Page and application data records:
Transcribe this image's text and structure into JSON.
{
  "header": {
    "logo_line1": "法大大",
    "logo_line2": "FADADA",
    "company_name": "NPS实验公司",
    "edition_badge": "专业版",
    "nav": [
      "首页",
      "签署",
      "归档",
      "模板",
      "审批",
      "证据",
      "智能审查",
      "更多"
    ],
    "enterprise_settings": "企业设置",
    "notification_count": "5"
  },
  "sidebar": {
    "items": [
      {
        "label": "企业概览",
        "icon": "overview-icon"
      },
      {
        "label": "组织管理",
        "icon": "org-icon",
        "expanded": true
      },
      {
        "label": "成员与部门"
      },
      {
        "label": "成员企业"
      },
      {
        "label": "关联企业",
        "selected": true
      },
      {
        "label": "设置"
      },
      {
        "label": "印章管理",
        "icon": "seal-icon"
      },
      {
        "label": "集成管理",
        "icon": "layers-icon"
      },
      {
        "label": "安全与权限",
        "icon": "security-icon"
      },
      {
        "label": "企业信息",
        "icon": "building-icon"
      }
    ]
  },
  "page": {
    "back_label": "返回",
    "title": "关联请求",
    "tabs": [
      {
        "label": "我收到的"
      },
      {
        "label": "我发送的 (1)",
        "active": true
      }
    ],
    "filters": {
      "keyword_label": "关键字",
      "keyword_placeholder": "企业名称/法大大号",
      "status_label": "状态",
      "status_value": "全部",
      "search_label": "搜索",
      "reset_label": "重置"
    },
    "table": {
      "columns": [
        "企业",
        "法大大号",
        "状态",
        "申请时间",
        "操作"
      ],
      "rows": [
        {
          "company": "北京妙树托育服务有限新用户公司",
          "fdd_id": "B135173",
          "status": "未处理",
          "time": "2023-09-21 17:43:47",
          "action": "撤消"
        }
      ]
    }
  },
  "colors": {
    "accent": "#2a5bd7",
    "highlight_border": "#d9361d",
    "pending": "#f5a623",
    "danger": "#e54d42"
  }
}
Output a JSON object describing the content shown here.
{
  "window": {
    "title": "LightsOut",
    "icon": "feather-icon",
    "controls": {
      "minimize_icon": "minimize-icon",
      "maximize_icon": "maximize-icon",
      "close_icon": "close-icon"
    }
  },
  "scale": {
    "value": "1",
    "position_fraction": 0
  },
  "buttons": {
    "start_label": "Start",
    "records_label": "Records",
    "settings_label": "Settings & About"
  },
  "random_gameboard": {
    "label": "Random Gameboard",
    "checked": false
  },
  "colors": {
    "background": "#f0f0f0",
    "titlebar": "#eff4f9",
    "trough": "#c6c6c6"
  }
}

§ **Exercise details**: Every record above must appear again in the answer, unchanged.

§ **Answer to the exercise**:
Transcribe this image's text and structure into JSON.
{
  "header": {
    "logo_line1": "法大大",
    "logo_line2": "FADADA",
    "company_name": "NPS实验公司",
    "edition_badge": "专业版",
    "nav": [
      "首页",
      "签署",
      "归档",
      "模板",
      "审批",
      "证据",
      "智能审查",
      "更多"
    ],
    "enterprise_settings": "企业设置",
    "notification_count": "5"
  },
  "sidebar": {
    "items": [
      {
        "label": "企业概览",
        "icon": "overview-icon"
      },
      {
        "label": "组织管理",
        "icon": "org-icon",
        "expanded": true
      },
      {
        "label": "成员与部门"
      },
      {
        "label": "成员企业"
      },
      {
        "label": "关联企业",
        "selected": true
      },
      {
        "label": "设置"
      },
      {
        "label": "印章管理",
        "icon": "seal-icon"
      },
      {
        "label": "集成管理",
        "icon": "layers-icon"
      },
      {
        "label": "安全与权限",
        "icon": "security-icon"
      },
      {
        "label": "企业信息",
        "icon": "building-icon"
      }
    ]
  },
  "page": {
    "back_label": "返回",
    "title": "关联请求",
    "tabs": [
      {
        "label": "我收到的"
      },
      {
        "label": "我发送的 (1)",
        "active": true
      }
    ],
    "filters": {
      "keyword_label": "关键字",
      "keyword_placeholder": "企业名称/法大大号",
      "status_label": "状态",
      "status_value": "全部",
      "search_label": "搜索",
      "reset_label": "重置"
    },
    "table": {
      "columns": [
        "企业",
        "法大大号",
        "状态",
        "申请时间",
        "操作"
      ],
      "rows": [
        {
          "company": "北京妙树托育服务有限新用户公司",
          "fdd_id": "B135173",
          "status": "未处理",
          "time": "2023-09-21 17:43:47",
          "action": "撤消"
        }
      ]
    }
  },
  "colors": {
    "accent": "#2a5bd7",
    "highlight_border": "#d9361d",
    "pending": "#f5a623",
    "danger": "#e54d42"
  }
}
Output a JSON object describing the content shown here.
{
  "window": {
    "title": "LightsOut",
    "icon": "feather-icon",
    "controls": {
      "minimize_icon": "minimize-icon",
      "maximize_icon": "maximize-icon",
      "close_icon": "close-icon"
    }
  },
  "scale": {
    "value": "1",
    "position_fraction": 0
  },
  "buttons": {
    "start_label": "Start",
    "records_label": "Records",
    "settings_label": "Settings & About"
  },
  "random_gameboard": {
    "label": "Random Gameboard",
    "checked": false
  },
  "colors": {
    "background": "#f0f0f0",
    "titlebar": "#eff4f9",
    "trough": "#c6c6c6"
  }
}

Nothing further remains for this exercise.